Part of the suprise in my package from Duck, Duck Soup was a new book. What a treat! I love the smell of new books. I just love new books. Anyway, I have to talk about this book. It is called The Kindness of Strangers. It is a book of essays on, you guessed it, the kindness of strangers specifically while traveling. Being a Navy wife, I have done my fair share of traveling. Since I am reading and enjoying this book, I feel compelled to share my own story of the kindness of a stranger.

In 1995, my husband was transferred to Singapore. For reasons beyond my control, I was not going to be able to transfer with him. He had waited as long as he could, but he had to leave. I was still stuck in the States waiting on passports (which the lovely PSD worker managed to lose, but I didn’t know it yet) and other government nonsense. So my brand new baby and I waited here for all of our paperwork to come through. Six weeks later, I am boarding an airplane to Japan. The flight was 10 hours from Seattle to Japan. I would change planes in Japan and fly another 7 hours to Singapore. The magnitude of this flight did not hit me while I was boarding the plane. I was too busy juggling my baby and saying good-bye to my family. It was 3 hours into the flight when I realized that this was going to be one heck of a ride. I was sitting next to a man who was obviously very uncomfortable with the fact that there was a very young baby in his row. I spent a lot of time standing in the back of the plane chatting with other passengers. Going to the bathroom in a plane with a 4 month old baby was probably one of the most challenging things I had ever done to that date. The flight was uneventful. I arrived in Japan on time and managed to find my gate in Tokyo. How I did that I have no idea. I barely remember it. I was a zombie at this point and I still had another 7 hours on a plane.

I had to check in at the gate. I remember standing in line dazed and smiling while several people peeked at my baby. I didn’t know it then, but this was going to happen a lot the next 3 years. I stood there in line thinking that my arms were going to fall off. I had my carry-on, a large baby bag, a car seat, and of course, my handsome baby. Next thing I know there is a woman standing next to me and taking my things out of my hands. I look at her confused, but I don’t argue with her. We stood in line together, but we didn’t talk much. She asked me if I was visiting Singapore, but I told her that I would be living there. She smiled and told me that I was going to like it. That was about the extent of our conversation. Finally, we board the plane. She helps me settle in and  disappears to the back of the plane.

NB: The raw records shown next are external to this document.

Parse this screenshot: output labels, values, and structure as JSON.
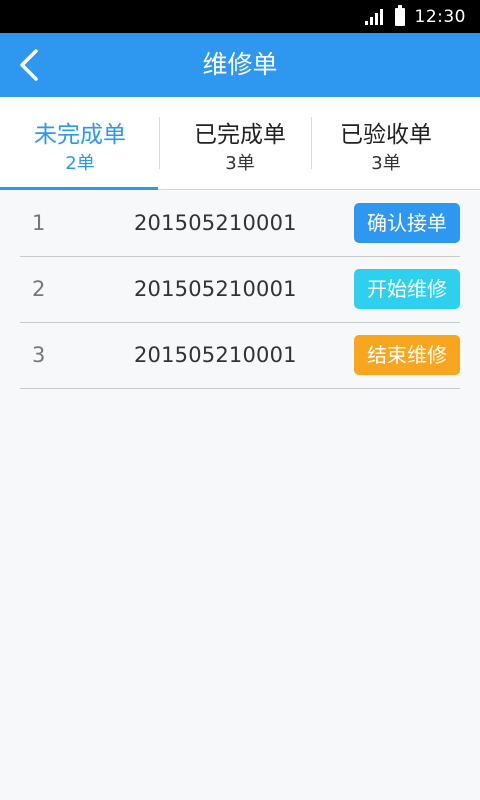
{
  "status_bar": {
    "time": "12:30"
  },
  "header": {
    "title": "维修单"
  },
  "tabs": [
    {
      "label": "未完成单",
      "count": "2单",
      "active": true
    },
    {
      "label": "已完成单",
      "count": "3单",
      "active": false
    },
    {
      "label": "已验收单",
      "count": "3单",
      "active": false
    }
  ],
  "orders": [
    {
      "index": "1",
      "number": "201505210001",
      "action": "确认接单",
      "color": "#2e97f0"
    },
    {
      "index": "2",
      "number": "201505210001",
      "action": "开始维修",
      "color": "#2fd0ee"
    },
    {
      "index": "3",
      "number": "201505210001",
      "action": "结束维修",
      "color": "#f8a51f"
    }
  ],
  "colors": {
    "accent": "#2e97f0",
    "background": "#f7f8fa"
  }
}
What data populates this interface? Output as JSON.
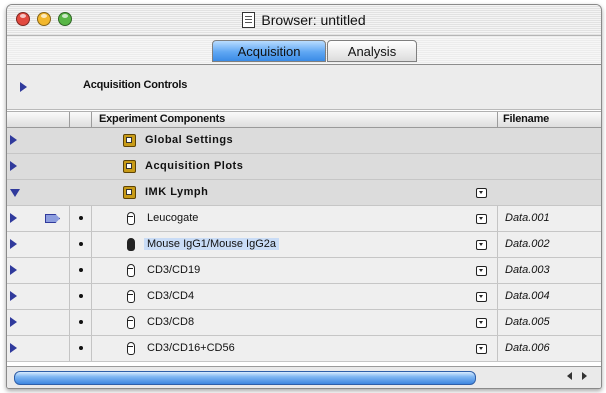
{
  "window": {
    "title": "Browser: untitled"
  },
  "tabs": [
    {
      "label": "Acquisition",
      "selected": true
    },
    {
      "label": "Analysis",
      "selected": false
    }
  ],
  "acquisition_controls": {
    "label": "Acquisition Controls"
  },
  "columns": {
    "components": "Experiment Components",
    "filename": "Filename"
  },
  "groups": [
    {
      "label": "Global Settings",
      "icon": "settings-folder-icon",
      "expanded": false
    },
    {
      "label": "Acquisition Plots",
      "icon": "plots-folder-icon",
      "expanded": false
    },
    {
      "label": "IMK Lymph",
      "icon": "experiment-folder-icon",
      "expanded": true,
      "has_menu": true
    }
  ],
  "items": [
    {
      "label": "Leucogate",
      "filename": "Data.001",
      "selected": false,
      "current": true
    },
    {
      "label": "Mouse IgG1/Mouse IgG2a",
      "filename": "Data.002",
      "selected": true,
      "current": false
    },
    {
      "label": "CD3/CD19",
      "filename": "Data.003",
      "selected": false,
      "current": false
    },
    {
      "label": "CD3/CD4",
      "filename": "Data.004",
      "selected": false,
      "current": false
    },
    {
      "label": "CD3/CD8",
      "filename": "Data.005",
      "selected": false,
      "current": false
    },
    {
      "label": "CD3/CD16+CD56",
      "filename": "Data.006",
      "selected": false,
      "current": false
    }
  ],
  "colors": {
    "accent": "#3b8be6",
    "triangle": "#303a9c",
    "selection": "#c9dcf6"
  }
}
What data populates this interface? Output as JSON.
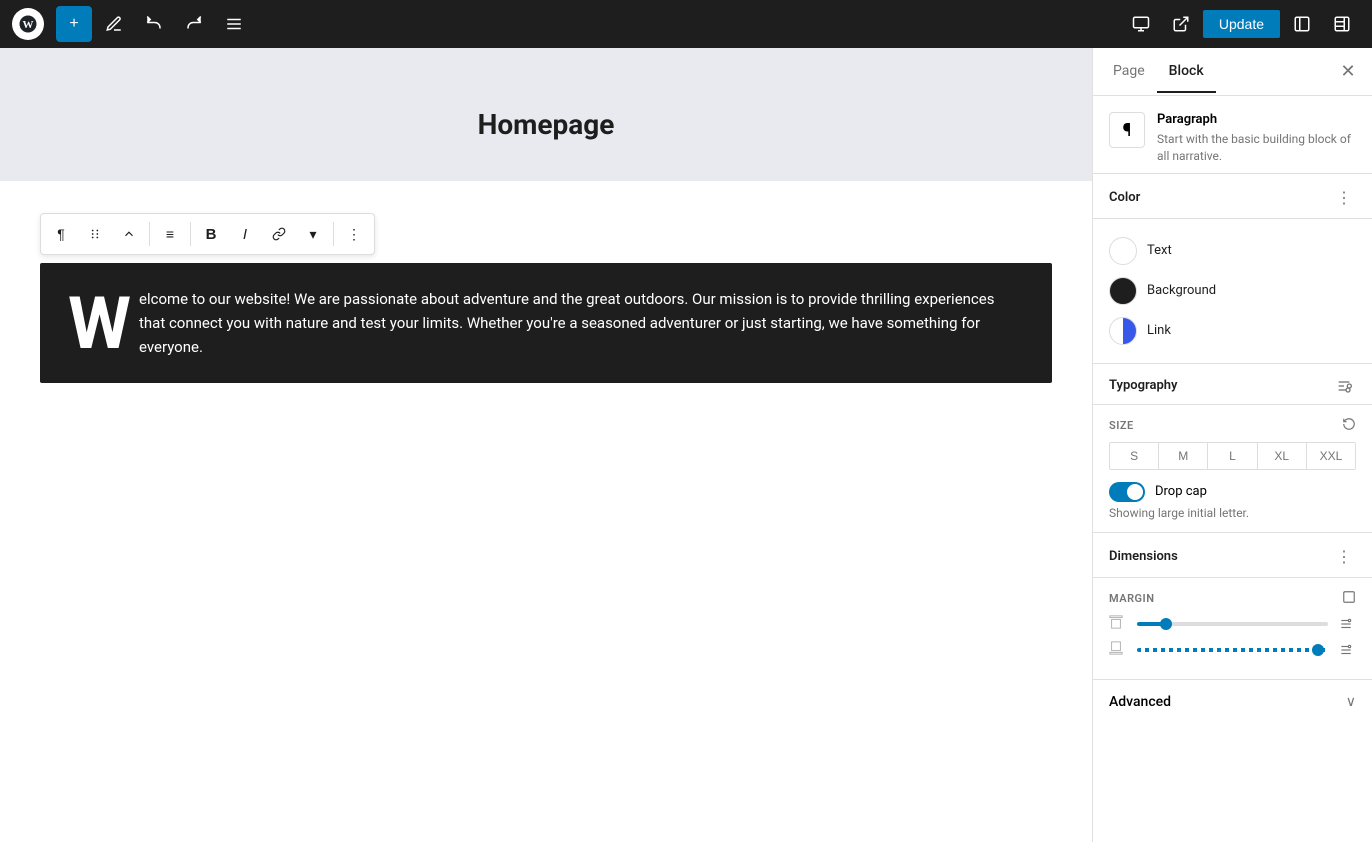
{
  "topbar": {
    "add_label": "+",
    "update_label": "Update"
  },
  "editor": {
    "page_title": "Homepage",
    "paragraph_text": "elcome to our website! We are passionate about adventure and the great outdoors. Our mission is to provide thrilling experiences that connect you with nature and test your limits. Whether you're a seasoned adventurer or just starting, we have something for everyone.",
    "drop_cap_letter": "W"
  },
  "sidebar": {
    "tab_page": "Page",
    "tab_block": "Block",
    "block_name": "Paragraph",
    "block_description": "Start with the basic building block of all narrative.",
    "sections": {
      "color": {
        "title": "Color",
        "text_label": "Text",
        "background_label": "Background",
        "link_label": "Link"
      },
      "typography": {
        "title": "Typography",
        "size_label": "SIZE",
        "sizes": [
          "S",
          "M",
          "L",
          "XL",
          "XXL"
        ],
        "drop_cap_label": "Drop cap",
        "drop_cap_hint": "Showing large initial letter."
      },
      "dimensions": {
        "title": "Dimensions",
        "margin_label": "MARGIN"
      },
      "advanced": {
        "title": "Advanced"
      }
    }
  },
  "toolbar": {
    "paragraph_icon": "¶",
    "bold_label": "B",
    "italic_label": "I",
    "align_icon": "≡",
    "more_icon": "⋮"
  }
}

Sleep. I need sleep. That was pretty much all I was thinking about. This time I am sitting next to an older Chinese man that has made it even more obvious than my previous row mate that he is not happy to be sitting next to a baby. Well, at this point I didn’t care much what he was thinking which was out of character for me at the time. (He did end up telling me what I good baby I had at the end of the flight. Not that it matters.)  The flight attendants on this flight were very friendly. The oooh’ed and aahhh’ed over my baby. After the plane was in the air, one of attendants came to me and asked if she could hold my baby. Please. Hold him. She disappeared for a good half hour. I think my guy may have served beverages with them. I rested.  I didn’t worry about him. We were up in the air. Where were they going to go? That flight was also uneventful. We landed and immediately everyone was out of their seats grabbing for their things. I am sure you have seen it before. The crush. The pushing and shoving that comes with everyone trying to get all their things out of the overhead bins at the same time. But, there she was. The woman who had helped me earlier. How she managed to get next to my seat still makes me wonder, but I didn’t ask. She reached for my things and I handed them to her. She carried her things and my things. We walked together to customs. She was Singaporean so she made it through quickly. I had to go through immigration which took much longer, but she patiently waited for me. She took me to the baggage claim where my husband was waiting for me. She handed him my things, rubbed the top of my baby’s head and walked off before I could even get a thank you off to her. I remember kind of shouting a thank you and she waved.

I will never forget this woman. I have no idea how the trip would have turned out had she not been there. It seems so little, but she helped me so much. Just the simple act of carrying my bags has earned my unending gratitude. I still think about her when I fly.  I would come to learn that many of the Singaporean people are like she was, but she is the one that I will always remember.